=== Exercise brief ===
Can you print the data exactly and leave out each image?

━━━ Input

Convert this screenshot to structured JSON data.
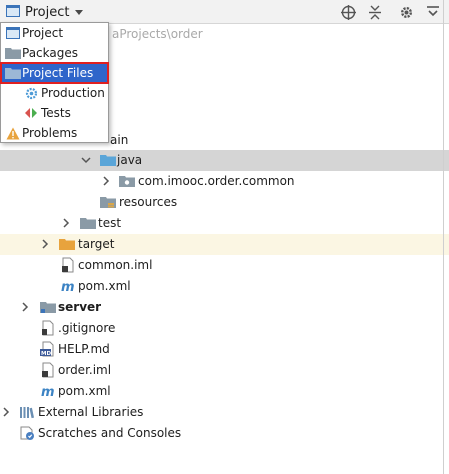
{
  "toolbar": {
    "view_label": "Project",
    "icons": [
      "project-view-icon",
      "dropdown-arrow-icon",
      "target-icon",
      "collapse-all-icon",
      "gear-icon",
      "hide-icon"
    ]
  },
  "popup": {
    "items": [
      {
        "label": "Project",
        "icon": "project-view-icon"
      },
      {
        "label": "Packages",
        "icon": "folder-icon"
      },
      {
        "label": "Project Files",
        "icon": "folder-icon",
        "selected": true
      },
      {
        "label": "Production",
        "icon": "production-icon"
      },
      {
        "label": "Tests",
        "icon": "tests-icon"
      },
      {
        "label": "Problems",
        "icon": "warning-icon"
      }
    ]
  },
  "tree": {
    "partial_path": "aProjects\\order",
    "partial_main": "ain",
    "items": [
      {
        "label": "java"
      },
      {
        "label": "com.imooc.order.common"
      },
      {
        "label": "resources"
      },
      {
        "label": "test"
      },
      {
        "label": "target"
      },
      {
        "label": "common.iml"
      },
      {
        "label": "pom.xml"
      },
      {
        "label": "server"
      },
      {
        "label": ".gitignore"
      },
      {
        "label": "HELP.md"
      },
      {
        "label": "order.iml"
      },
      {
        "label": "pom.xml"
      },
      {
        "label": "External Libraries"
      },
      {
        "label": "Scratches and Consoles"
      }
    ]
  },
  "colors": {
    "selection_blue": "#2f65ca",
    "highlight_red": "#e02020",
    "folder_blue": "#5aa5d8",
    "folder_grey": "#8a9aa6",
    "target_orange": "#e8a33d"
  }
}
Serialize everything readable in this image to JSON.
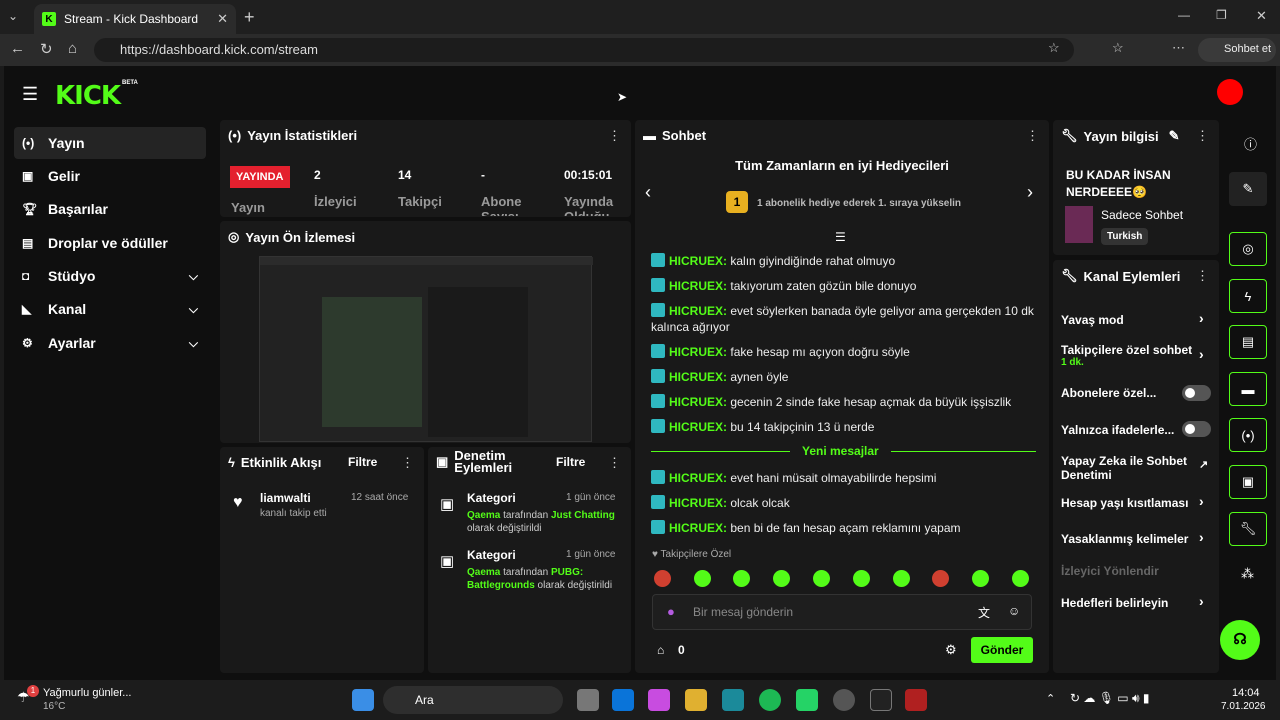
{
  "browser": {
    "tab_title": "Stream - Kick Dashboard",
    "url": "https://dashboard.kick.com/stream",
    "copilot": "Sohbet et"
  },
  "brand": {
    "logo": "KICK",
    "beta": "BETA",
    "accent": "#53fc18"
  },
  "sidebar": [
    {
      "label": "Yayın",
      "icon": "broadcast-icon"
    },
    {
      "label": "Gelir",
      "icon": "money-icon"
    },
    {
      "label": "Başarılar",
      "icon": "trophy-icon"
    },
    {
      "label": "Droplar ve ödüller",
      "icon": "gift-icon"
    },
    {
      "label": "Stüdyo",
      "icon": "studio-icon"
    },
    {
      "label": "Kanal",
      "icon": "channel-icon"
    },
    {
      "label": "Ayarlar",
      "icon": "gear-icon"
    }
  ],
  "stats": {
    "title": "Yayın İstatistikleri",
    "live": "YAYINDA",
    "items": [
      {
        "value": "2",
        "label": "İzleyici"
      },
      {
        "value": "14",
        "label": "Takipçi"
      },
      {
        "value": "-",
        "label": "Abone Sayısı"
      },
      {
        "value": "00:15:01",
        "label": "Yayında Olduğu"
      }
    ],
    "live_label": "Yayın"
  },
  "preview": {
    "title": "Yayın Ön İzlemesi"
  },
  "activity": {
    "title": "Etkinlik Akışı",
    "filter": "Filtre",
    "user": "liamwalti",
    "desc": "kanalı takip etti",
    "time": "12 saat önce"
  },
  "mod": {
    "title": "Denetim Eylemleri",
    "filter": "Filtre",
    "items": [
      {
        "title": "Kategori",
        "time": "1 gün önce",
        "who": "Qaema",
        "mid": " tarafından ",
        "cat": "Just Chatting",
        "end": " olarak değiştirildi"
      },
      {
        "title": "Kategori",
        "time": "1 gün önce",
        "who": "Qaema",
        "mid": " tarafından ",
        "cat": "PUBG: Battlegrounds",
        "end": " olarak değiştirildi"
      }
    ]
  },
  "chat": {
    "title": "Sohbet",
    "gifters_title": "Tüm Zamanların en iyi Hediyecileri",
    "gift_rank": "1",
    "gift_text": "1 abonelik hediye ederek 1. sıraya yükselin",
    "new_msgs": "Yeni mesajlar",
    "followers_only": "Takipçilere Özel",
    "placeholder": "Bir mesaj gönderin",
    "send": "Gönder",
    "count": "0",
    "messages": [
      {
        "u": "HICRUEX",
        "t": "kalın giyindiğinde rahat olmuyo"
      },
      {
        "u": "HICRUEX",
        "t": "takıyorum zaten gözün bile donuyo"
      },
      {
        "u": "HICRUEX",
        "t": "evet söylerken banada öyle geliyor ama gerçekden 10 dk kalınca ağrıyor"
      },
      {
        "u": "HICRUEX",
        "t": "fake hesap mı açıyon doğru söyle"
      },
      {
        "u": "HICRUEX",
        "t": "aynen öyle"
      },
      {
        "u": "HICRUEX",
        "t": "gecenin 2 sinde fake hesap açmak da büyük işşiszlik"
      },
      {
        "u": "HICRUEX",
        "t": "bu 14 takipçinin 13 ü nerde"
      },
      {
        "u": "HICRUEX",
        "t": "evet hani müsait olmayabilirde hepsimi"
      },
      {
        "u": "HICRUEX",
        "t": "olcak olcak"
      },
      {
        "u": "HICRUEX",
        "t": "ben bi de fan hesap açam reklamını yapam"
      }
    ]
  },
  "info": {
    "title": "Yayın bilgisi",
    "stream_title": "BU KADAR İNSAN NERDEEEE🥺",
    "category": "Sadece Sohbet",
    "lang": "Turkish"
  },
  "actions": {
    "title": "Kanal Eylemleri",
    "slow": "Yavaş mod",
    "followers": "Takipçilere özel sohbet",
    "followers_val": "1 dk.",
    "subs": "Abonelere özel...",
    "emotes": "Yalnızca ifadelerle...",
    "ai": "Yapay Zeka ile Sohbet Denetimi",
    "age": "Hesap yaşı kısıtlaması",
    "banned": "Yasaklanmış kelimeler",
    "redirect": "İzleyici Yönlendir",
    "goals": "Hedefleri belirleyin"
  },
  "taskbar": {
    "weather": "Yağmurlu günler...",
    "temp": "16°C",
    "search": "Ara",
    "time": "14:04",
    "date": "7.01.2026",
    "badge": "1"
  }
}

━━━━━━

=== Answer ===
Convert this screenshot to structured JSON data.
{
  "toolbar": {
    "view_label": "Project",
    "icons": [
      "project-view-icon",
      "dropdown-arrow-icon",
      "target-icon",
      "collapse-all-icon",
      "gear-icon",
      "hide-icon"
    ]
  },
  "popup": {
    "items": [
      {
        "label": "Project",
        "icon": "project-view-icon"
      },
      {
        "label": "Packages",
        "icon": "folder-icon"
      },
      {
        "label": "Project Files",
        "icon": "folder-icon",
        "selected": true
      },
      {
        "label": "Production",
        "icon": "production-icon"
      },
      {
        "label": "Tests",
        "icon": "tests-icon"
      },
      {
        "label": "Problems",
        "icon": "warning-icon"
      }
    ]
  },
  "tree": {
    "partial_path": "aProjects\\order",
    "partial_main": "ain",
    "items": [
      {
        "label": "java"
      },
      {
        "label": "com.imooc.order.common"
      },
      {
        "label": "resources"
      },
      {
        "label": "test"
      },
      {
        "label": "target"
      },
      {
        "label": "common.iml"
      },
      {
        "label": "pom.xml"
      },
      {
        "label": "server"
      },
      {
        "label": ".gitignore"
      },
      {
        "label": "HELP.md"
      },
      {
        "label": "order.iml"
      },
      {
        "label": "pom.xml"
      },
      {
        "label": "External Libraries"
      },
      {
        "label": "Scratches and Consoles"
      }
    ]
  },
  "colors": {
    "selection_blue": "#2f65ca",
    "highlight_red": "#e02020",
    "folder_blue": "#5aa5d8",
    "folder_grey": "#8a9aa6",
    "target_orange": "#e8a33d"
  }
}
Serialize everything readable in this image to JSON.
{
  "browser": {
    "tab_title": "Stream - Kick Dashboard",
    "url": "https://dashboard.kick.com/stream",
    "copilot": "Sohbet et"
  },
  "brand": {
    "logo": "KICK",
    "beta": "BETA",
    "accent": "#53fc18"
  },
  "sidebar": [
    {
      "label": "Yayın",
      "icon": "broadcast-icon"
    },
    {
      "label": "Gelir",
      "icon": "money-icon"
    },
    {
      "label": "Başarılar",
      "icon": "trophy-icon"
    },
    {
      "label": "Droplar ve ödüller",
      "icon": "gift-icon"
    },
    {
      "label": "Stüdyo",
      "icon": "studio-icon"
    },
    {
      "label": "Kanal",
      "icon": "channel-icon"
    },
    {
      "label": "Ayarlar",
      "icon": "gear-icon"
    }
  ],
  "stats": {
    "title": "Yayın İstatistikleri",
    "live": "YAYINDA",
    "items": [
      {
        "value": "2",
        "label": "İzleyici"
      },
      {
        "value": "14",
        "label": "Takipçi"
      },
      {
        "value": "-",
        "label": "Abone Sayısı"
      },
      {
        "value": "00:15:01",
        "label": "Yayında Olduğu"
      }
    ],
    "live_label": "Yayın"
  },
  "preview": {
    "title": "Yayın Ön İzlemesi"
  },
  "activity": {
    "title": "Etkinlik Akışı",
    "filter": "Filtre",
    "user": "liamwalti",
    "desc": "kanalı takip etti",
    "time": "12 saat önce"
  },
  "mod": {
    "title": "Denetim Eylemleri",
    "filter": "Filtre",
    "items": [
      {
        "title": "Kategori",
        "time": "1 gün önce",
        "who": "Qaema",
        "mid": " tarafından ",
        "cat": "Just Chatting",
        "end": " olarak değiştirildi"
      },
      {
        "title": "Kategori",
        "time": "1 gün önce",
        "who": "Qaema",
        "mid": " tarafından ",
        "cat": "PUBG: Battlegrounds",
        "end": " olarak değiştirildi"
      }
    ]
  },
  "chat": {
    "title": "Sohbet",
    "gifters_title": "Tüm Zamanların en iyi Hediyecileri",
    "gift_rank": "1",
    "gift_text": "1 abonelik hediye ederek 1. sıraya yükselin",
    "new_msgs": "Yeni mesajlar",
    "followers_only": "Takipçilere Özel",
    "placeholder": "Bir mesaj gönderin",
    "send": "Gönder",
    "count": "0",
    "messages": [
      {
        "u": "HICRUEX",
        "t": "kalın giyindiğinde rahat olmuyo"
      },
      {
        "u": "HICRUEX",
        "t": "takıyorum zaten gözün bile donuyo"
      },
      {
        "u": "HICRUEX",
        "t": "evet söylerken banada öyle geliyor ama gerçekden 10 dk kalınca ağrıyor"
      },
      {
        "u": "HICRUEX",
        "t": "fake hesap mı açıyon doğru söyle"
      },
      {
        "u": "HICRUEX",
        "t": "aynen öyle"
      },
      {
        "u": "HICRUEX",
        "t": "gecenin 2 sinde fake hesap açmak da büyük işşiszlik"
      },
      {
        "u": "HICRUEX",
        "t": "bu 14 takipçinin 13 ü nerde"
      },
      {
        "u": "HICRUEX",
        "t": "evet hani müsait olmayabilirde hepsimi"
      },
      {
        "u": "HICRUEX",
        "t": "olcak olcak"
      },
      {
        "u": "HICRUEX",
        "t": "ben bi de fan hesap açam reklamını yapam"
      }
    ]
  },
  "info": {
    "title": "Yayın bilgisi",
    "stream_title": "BU KADAR İNSAN NERDEEEE🥺",
    "category": "Sadece Sohbet",
    "lang": "Turkish"
  },
  "actions": {
    "title": "Kanal Eylemleri",
    "slow": "Yavaş mod",
    "followers": "Takipçilere özel sohbet",
    "followers_val": "1 dk.",
    "subs": "Abonelere özel...",
    "emotes": "Yalnızca ifadelerle...",
    "ai": "Yapay Zeka ile Sohbet Denetimi",
    "age": "Hesap yaşı kısıtlaması",
    "banned": "Yasaklanmış kelimeler",
    "redirect": "İzleyici Yönlendir",
    "goals": "Hedefleri belirleyin"
  },
  "taskbar": {
    "weather": "Yağmurlu günler...",
    "temp": "16°C",
    "search": "Ara",
    "time": "14:04",
    "date": "7.01.2026",
    "badge": "1"
  }
}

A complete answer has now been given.